Besides I can make the same kind of predictions without shitting on such a lengthy piece of paper: after the rain the sun shines, that pretty much summarizes the economic cycle seasonally adjusted, right?

PT's picture

Peanut Gallery:
"Everything I need to know about Finance I learnt at Kindergarten."
"Next time they should use different colours like this:
http://images.parents.mdpcdn.com/sites/parents.com/files/styles/width_36...

"

 

https://www.google.com.au/search?q=pendulum+sand+trail&client=firefox-b&...

any_mouse's picture

What difference would the browser make to a search engine?

https://www.google.com.au/search?q=...client=firefox-b&...

chrome gets better, faster results?

DuckDuckGo if AU can get to it.

any_mouse's picture

It looks like the drunk walking around the lamppost looking for his keys.

Spurious correlations - funny.

Newsboy's picture

I see Trump's profile on the top right graph.

Weird.

tropicthunder's picture

CME already smoking way too much WeedCoin...

NoDebt's picture

Understanding things is rayciss.

 

Panic Mode's picture

Looks like million dollar paintings.

EmmittFitzhume's picture

Aren't charts supposed to pose a pattern?

whatswhat1@yahoo.com's picture

Or, did they use an economics chart to write about blue spaghetti?

Anarchyteez's picture

NK war will screw those chart conclusions.

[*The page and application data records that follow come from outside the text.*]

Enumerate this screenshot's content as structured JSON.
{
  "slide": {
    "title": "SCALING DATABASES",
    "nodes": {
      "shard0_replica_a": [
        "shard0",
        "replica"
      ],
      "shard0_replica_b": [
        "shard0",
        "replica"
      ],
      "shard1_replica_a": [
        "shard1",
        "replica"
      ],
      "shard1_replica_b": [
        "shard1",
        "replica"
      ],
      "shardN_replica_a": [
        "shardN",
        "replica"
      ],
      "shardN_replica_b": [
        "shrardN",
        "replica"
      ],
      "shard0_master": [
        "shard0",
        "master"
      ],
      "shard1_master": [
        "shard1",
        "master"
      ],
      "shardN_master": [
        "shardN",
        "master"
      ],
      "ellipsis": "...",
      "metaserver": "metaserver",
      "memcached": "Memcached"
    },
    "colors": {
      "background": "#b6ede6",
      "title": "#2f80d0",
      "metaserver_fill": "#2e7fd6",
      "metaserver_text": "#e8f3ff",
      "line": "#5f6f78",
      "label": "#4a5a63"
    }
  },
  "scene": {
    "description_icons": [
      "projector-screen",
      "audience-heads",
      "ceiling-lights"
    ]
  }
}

If any can be drawn from that mess.

slightlyskeptical's picture

Long rates will rise with future hikes making this all an exercise in futility.

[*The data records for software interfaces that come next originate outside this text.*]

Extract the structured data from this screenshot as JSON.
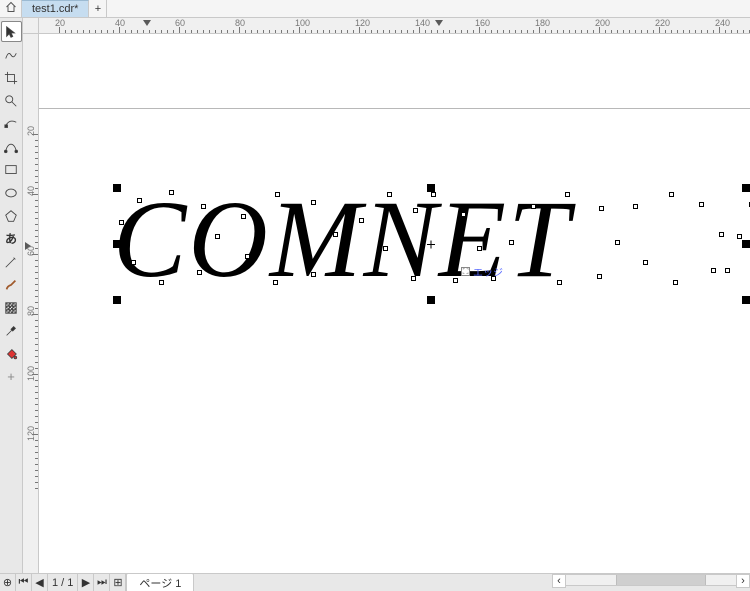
{
  "tab": {
    "filename": "test1.cdr*",
    "home_icon": "home-icon",
    "add_icon": "plus-icon"
  },
  "ruler_h": {
    "start": 20,
    "step": 20,
    "end": 240
  },
  "ruler_v": {
    "start": 20,
    "step": 20,
    "end": 120
  },
  "canvas": {
    "text_object": "COMNET",
    "hint_label": "エッジ",
    "selection_center": "×"
  },
  "toolbox": {
    "tools": [
      "select-tool",
      "freehand-tool",
      "crop-tool",
      "zoom-tool",
      "shape-edit-tool",
      "bezier-tool",
      "rectangle-tool",
      "ellipse-tool",
      "polygon-tool",
      "text-tool",
      "pen-tool",
      "brush-tool",
      "transparency-tool",
      "eyedropper-tool",
      "fill-tool",
      "add-tool"
    ]
  },
  "pagenav": {
    "current": "1",
    "total": "1",
    "page_label": "ページ 1",
    "first": "⏮",
    "prev": "◀",
    "next": "▶",
    "last": "⏭",
    "add": "＋",
    "scroll_left": "‹",
    "scroll_right": "›"
  }
}
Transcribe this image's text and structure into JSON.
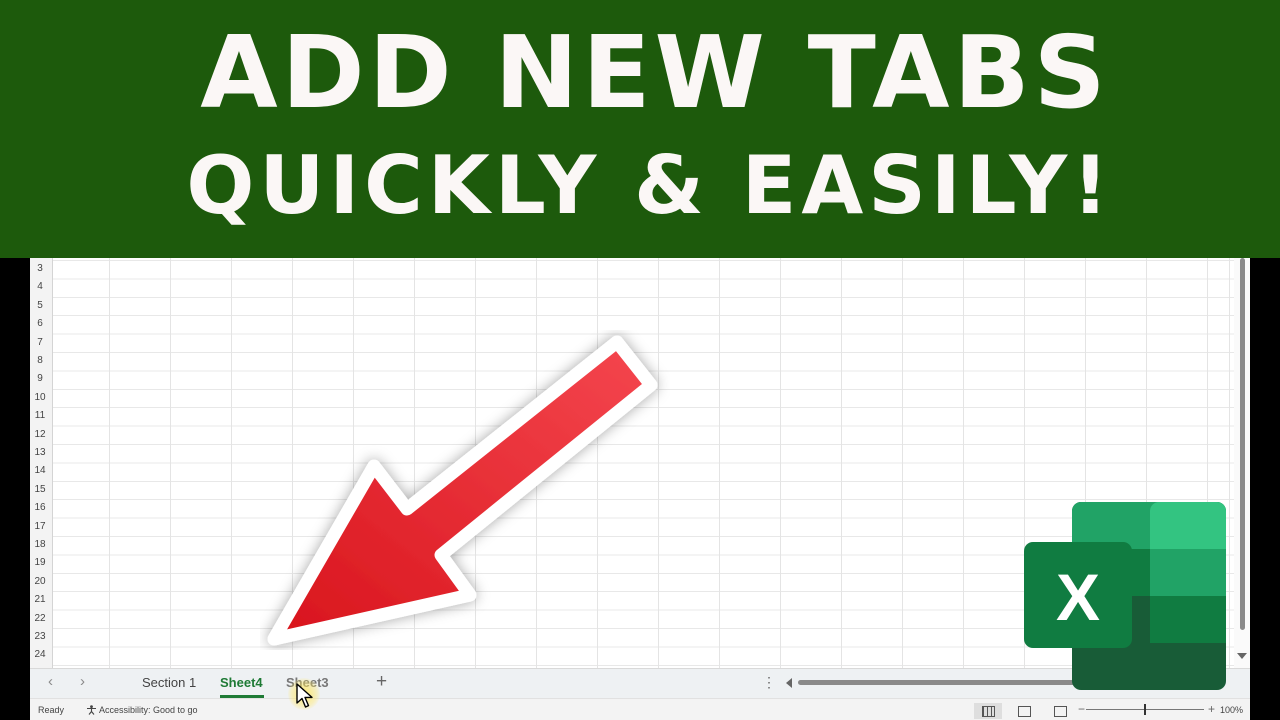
{
  "banner": {
    "line1": "ADD NEW TABS",
    "line2": "QUICKLY & EASILY!"
  },
  "colors": {
    "banner_bg": "#1d5a0c",
    "arrow_red": "#e8232d",
    "excel_green": "#1e7a35"
  },
  "spreadsheet": {
    "row_numbers": [
      "3",
      "4",
      "5",
      "6",
      "7",
      "8",
      "9",
      "10",
      "11",
      "12",
      "13",
      "14",
      "15",
      "16",
      "17",
      "18",
      "19",
      "20",
      "21",
      "22",
      "23",
      "24"
    ]
  },
  "tabbar": {
    "prev_icon": "‹",
    "next_icon": "›",
    "tabs": [
      {
        "label": "Section 1",
        "active": false
      },
      {
        "label": "Sheet4",
        "active": true
      },
      {
        "label": "Sheet3",
        "active": false
      }
    ],
    "add_sheet": "+",
    "more_icon": "⋮"
  },
  "statusbar": {
    "ready": "Ready",
    "accessibility": "Accessibility: Good to go",
    "zoom_minus": "−",
    "zoom_plus": "+",
    "zoom": "100%"
  },
  "logo": {
    "letter": "X"
  }
}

. . . _ _ _ . . .'s picture

Don't mean the VIX won't snap tomorrow.
+30% closes the loop.

Atomizer's picture

Rorschach test for the lemmings.

Arnold's picture

No,
the one that appeared here once that looked like a Jackson Pollock painting, the early years.
Uncomprehensible to me.

http://www.zerohedge.com/news/2015-10-09/dumbest-thing-you-will-read-tod...

SWCroaker's picture

This looks like a drifing hysteresis diagram.   See wiki.  While a number of things will produce this pattern, one of them is a pair of simple bang-bang controls on 2 axes.   (Think of a lunar module drifting laterally relative to a space station dock, and simple rules of "thrust left if we go too far right, thrust right if we go too far left, do the same for vertical drift".   The time plot of movement is often a "pong bounce" off of a box of limits.)

This chart just has that characteristic with a center location that drifts to the right and up...

Arnold's picture

M'kay, sounds rational...

(get the net)

Attitude_Check's picture

Someone who understands  control theory  I see. It the drift that is the real problem

cpnscarlet's picture

Random walk of an integrated angular output of an IMU due to random gyro errors...

You can't fool a rocket scientist.

Manipulism's picture

We dont need no stinking tscharts

Joebloinvestor's picture

Just a clear representatrion of the CME "circle jerk".

Sanity Bear's picture

I thought Turkey Chart was at least a honorable mention, but this is still my favorite:

 

https://pbs.twimg.com/media/DPYU4OcXUAASK06.jpg

Herdee's picture

That's the long term problem of being the world's reserve currency. Eventually you go bust.

hsun85's picture

Let me know when we can short this BitCoin thing, CME

Ink Pusher's picture

So much for application of linear algos...

Ink Pusher's picture

What's next?

Are ya gonna start plotting charts on a 

Strong perfect graph theorem?
ThrowAwayYourTV's picture

Looks like one of my instrument approaches.

Joebloinvestor's picture

A map of Bart Chilton trying to find manipulation or his ass.

Gadocat's picture

Etch-a-Sketch. Good times.

Conax's picture

I'm relieved to note that I don't understand this charting method.

Anyone that does has been sniffing too much glue.

tangent's picture

The next major global financial crisis will be 2027. All major currencies that are not cryptocurrency or precious metals will be completely and thoroughly destroyed.

Telsa is correct that driving will become autonomous but incorrect that it is the most substantial up and coming tech... its cryptocurrency.

Madolf Sanders Hitler's picture

Correction is 3yrs out. 1yr for rate rise, 1yr for recession, 1yr lag for market impact.